   In addition to this overall reduction, a key component of the USG’s FY 2020-2021 budget is the legislature’s decision not to include furloughs for employees in the public education sector as part of the budget. This, of course, has two primary effects on the EGSC budget. First, our faculty and staff will not suffer the loss of income from furlough days. Second, the college will not have the budget savings which come from furlough days and it will be necessary to identify other means of cutting costs.
   If we put all of this together, what does it mean for FY 2020-2021 for EGSC. EGSC’s base budget (state allocation) was $10,125,579 for FY 2019-2020. It will be $8,936,643 this year. This includes the overall reduction in the USG budget, increased expenses such as retirement benefits and a reduction of approximately $140,000 due to FY 2019 enrollment (“formula funding”).
   As we think about what this budget reduction means for the EGSC community during the coming year, we all need to consider the following:

  • We, obviously, need to be very frugal during the coming year. First, we have about $1,200,000 less of state allocated funds to cover our expenses. Second, we all know that the pandemic is not over and that we do not know whether the estimate of a 10% reduction in state revenues will prove to be accurate. We must proceed based on our budget with the clear understanding that a mid-year budget reduction could become necessary if the pandemic hits us harder than expected.

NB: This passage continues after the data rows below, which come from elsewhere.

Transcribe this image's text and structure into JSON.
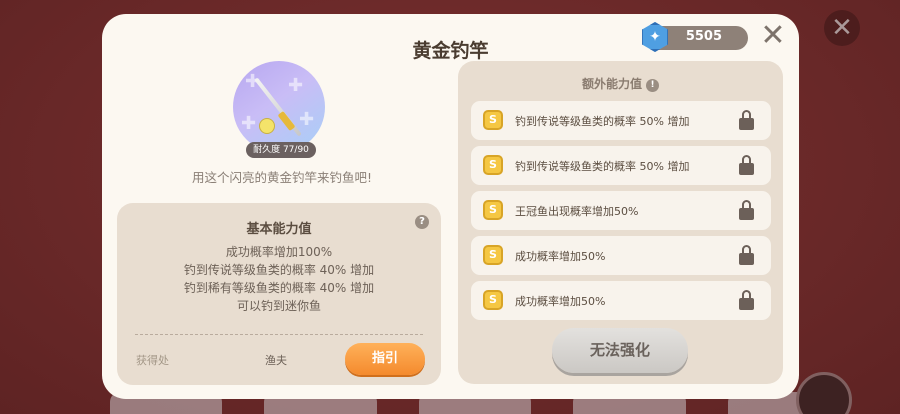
{
  "modal": {
    "title": "黄金钓竿",
    "currency": {
      "icon": "diamond-gem-icon",
      "value": "5505"
    },
    "close_label": "✕"
  },
  "item": {
    "icon": "golden-fishing-rod-icon",
    "durability": "耐久度 77/90",
    "durability_fraction": 0.856,
    "description": "用这个闪亮的黄金钓竿来钓鱼吧!"
  },
  "basic": {
    "title": "基本能力值",
    "lines": [
      "成功概率增加100%",
      "钓到传说等级鱼类的概率 40% 增加",
      "钓到稀有等级鱼类的概率 40% 增加",
      "可以钓到迷你鱼"
    ],
    "source_label": "获得处",
    "source_value": "渔夫",
    "guide_button": "指引"
  },
  "extra": {
    "title": "额外能力值",
    "rows": [
      {
        "badge": "S",
        "text": "钓到传说等级鱼类的概率 50% 增加",
        "locked": true
      },
      {
        "badge": "S",
        "text": "钓到传说等级鱼类的概率 50% 增加",
        "locked": true
      },
      {
        "badge": "S",
        "text": "王冠鱼出现概率增加50%",
        "locked": true
      },
      {
        "badge": "S",
        "text": "成功概率增加50%",
        "locked": true
      },
      {
        "badge": "S",
        "text": "成功概率增加50%",
        "locked": true
      }
    ],
    "enhance_button": "无法强化"
  },
  "colors": {
    "accent_orange": "#f48a2d",
    "panel_bg": "#e8ddd0",
    "modal_bg": "#fcf8f1",
    "coin_gold": "#f5c743"
  }
}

  • Our state allocation is one of two major components of our budget. The other is tuition and fee revenue. We must remain laser-focused on maintaining our enrollment to assure that this other element of our budget remains stable. This means communicating with prospective new students and returning students regularly from now until the start of Fall semester about the importance of their college degree. It then means working with these students diligently during Fall semester to assure that they return for Spring semester despite the challenges created by the pandemic.

   As I reflect on this budget situation, I think it is important that all of us let our state legislators know that we appreciate the work they have done in crafting a state budget during this challenging time. Our state budget must by law be balanced so they had very difficult choices to make. The budget they adopted will enable higher education to continue to thrive and survive even though we must all be frugal. Also, if enrollment remains stable in the coming year, it is likely that EGSC will be able to manage these cuts without the need to terminate existing employees. This is not an accident. Our financial leaders began to plan for the possibility of these cuts very early and it is that proactive planning which makes this possible. We should let them know that this vision and hard work is appreciated.
   Bottom line: It is going to be tight this year. Also, we have an unusually busy year facing us due to factors such as our upcoming SACSCOC reaffirmation process (which I described to you in last week’s letter). Yet, we are going to get through this together and emerge even stronger.
   Stay healthy and stay safe.
   Bob Boehmer
   President
   East Georgia State College